On 26 June 2014 HM Treasury released the first draft of the detailed legislation for the proposed Theatre Tax Relief (TTR), as an amendment to the Finance Bill, together with explanatory notes. These can be found here.
As anticipated the wording largely follows the legislation already in place governing Film Tax Relief, modified to try to cater for the peculiarities of accounting for theatrical productions.
It should be noted that the legislation is subject to changes which are likely to be made as the Bill progresses through the Committee stages and the Houses, so the final enacted version may look quite different in some sections.
We are pleased to note that many of the concerns expressed in our own response to the Consultation have been addressed in the draft legislation. The Treasury’s formal response to the Consultation can be found here.

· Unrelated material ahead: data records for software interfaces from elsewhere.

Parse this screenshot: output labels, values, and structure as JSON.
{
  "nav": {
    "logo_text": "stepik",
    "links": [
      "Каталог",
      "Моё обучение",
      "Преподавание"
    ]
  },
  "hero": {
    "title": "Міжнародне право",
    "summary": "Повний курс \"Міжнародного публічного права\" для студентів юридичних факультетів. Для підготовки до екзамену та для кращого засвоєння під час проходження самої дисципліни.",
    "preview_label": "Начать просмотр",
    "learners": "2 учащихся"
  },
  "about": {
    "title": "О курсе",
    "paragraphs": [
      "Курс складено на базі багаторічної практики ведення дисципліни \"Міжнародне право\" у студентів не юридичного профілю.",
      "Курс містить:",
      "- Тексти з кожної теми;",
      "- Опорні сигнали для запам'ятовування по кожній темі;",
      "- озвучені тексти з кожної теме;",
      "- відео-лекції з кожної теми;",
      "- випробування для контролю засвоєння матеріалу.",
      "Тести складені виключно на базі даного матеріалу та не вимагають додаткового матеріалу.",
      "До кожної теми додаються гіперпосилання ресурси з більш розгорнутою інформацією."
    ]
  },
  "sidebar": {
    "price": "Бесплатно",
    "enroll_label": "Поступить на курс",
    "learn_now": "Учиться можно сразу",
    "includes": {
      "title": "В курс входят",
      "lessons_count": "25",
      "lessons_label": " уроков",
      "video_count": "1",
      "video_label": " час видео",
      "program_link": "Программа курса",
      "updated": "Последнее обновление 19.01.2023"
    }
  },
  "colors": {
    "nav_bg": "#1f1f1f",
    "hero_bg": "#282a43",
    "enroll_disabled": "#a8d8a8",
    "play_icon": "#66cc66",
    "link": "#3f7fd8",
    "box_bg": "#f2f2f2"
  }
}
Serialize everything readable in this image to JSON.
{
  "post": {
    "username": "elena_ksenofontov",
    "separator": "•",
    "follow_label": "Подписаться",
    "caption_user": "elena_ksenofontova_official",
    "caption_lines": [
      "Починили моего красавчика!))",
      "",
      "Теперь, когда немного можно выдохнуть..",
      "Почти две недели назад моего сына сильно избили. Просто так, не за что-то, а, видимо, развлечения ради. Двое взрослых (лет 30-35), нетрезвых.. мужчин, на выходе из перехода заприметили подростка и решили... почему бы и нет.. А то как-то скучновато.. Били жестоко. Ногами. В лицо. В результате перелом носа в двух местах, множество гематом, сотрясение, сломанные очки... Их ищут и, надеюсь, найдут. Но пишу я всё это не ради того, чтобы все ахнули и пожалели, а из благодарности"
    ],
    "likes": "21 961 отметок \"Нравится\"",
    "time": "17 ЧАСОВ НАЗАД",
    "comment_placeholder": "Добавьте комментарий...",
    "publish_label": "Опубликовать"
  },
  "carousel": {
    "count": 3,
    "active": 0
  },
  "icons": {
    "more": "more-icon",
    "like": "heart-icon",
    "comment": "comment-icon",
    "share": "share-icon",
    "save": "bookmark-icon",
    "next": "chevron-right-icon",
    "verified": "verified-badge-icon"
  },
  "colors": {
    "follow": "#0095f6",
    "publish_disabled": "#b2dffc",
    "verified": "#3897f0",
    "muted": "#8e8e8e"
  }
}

The draft legislation provides the legal definition as to what will constitute a “theatrical production” – essentially a play, opera, musical, ballet or other dramatic piece, where performers are mainly playing roles, in front of a live audience. It specifically includes a circus, but not if a wild animal appears!
Only one company can be “the production company”, and it will qualify for the relief if it intends its performances to be made to a paying audience, or for educational purposes, and that at least 25% of the core production expenditure is incurred in the EEA. Therefore, as expected, it opens the door to pan-European tours choosing to base themselves in the UK.

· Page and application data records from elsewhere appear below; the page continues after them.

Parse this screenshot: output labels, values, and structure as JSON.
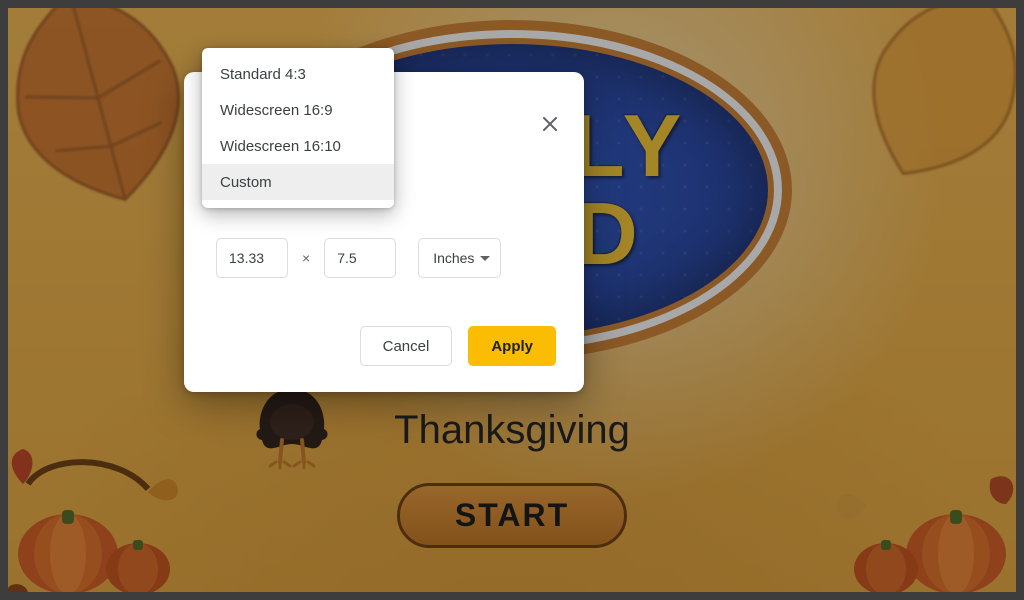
{
  "slide": {
    "logo_line1": "FAMILY",
    "logo_line2": "FEUD",
    "subtitle": "Thanksgiving",
    "start_label": "START"
  },
  "dialog": {
    "width_value": "13.33",
    "height_value": "7.5",
    "multiply_symbol": "×",
    "unit_label": "Inches",
    "cancel_label": "Cancel",
    "apply_label": "Apply"
  },
  "menu": {
    "options": [
      {
        "label": "Standard 4:3",
        "selected": false
      },
      {
        "label": "Widescreen 16:9",
        "selected": false
      },
      {
        "label": "Widescreen 16:10",
        "selected": false
      },
      {
        "label": "Custom",
        "selected": true
      }
    ]
  }
}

The definitions of what will constitute core production expenditure are not very detailed, and largely follow the ideas floated in the consultation document. We await the HMRC guidance notes, due to be published in August, for more precise detail.
The definition of a “tour” has changed since the original consultation paper – it will now cover any production which is performed in at least 6 separate premises, or at least 14 performances in two separate premises. On this basis a brief pre West End run in the provinces will allow a production to take advantage of the higher rate of relief.
As expected subsidised production companies will be able to access the relief, if necessary via the use of a trading subsidiary.
We will follow the development of the legislation with interest, and comment further in due course.
If you have not already done so, please register your interest in regular updates on this topic by following the link here. As previously announced we will be running workshops on the new TTR in the Autumn.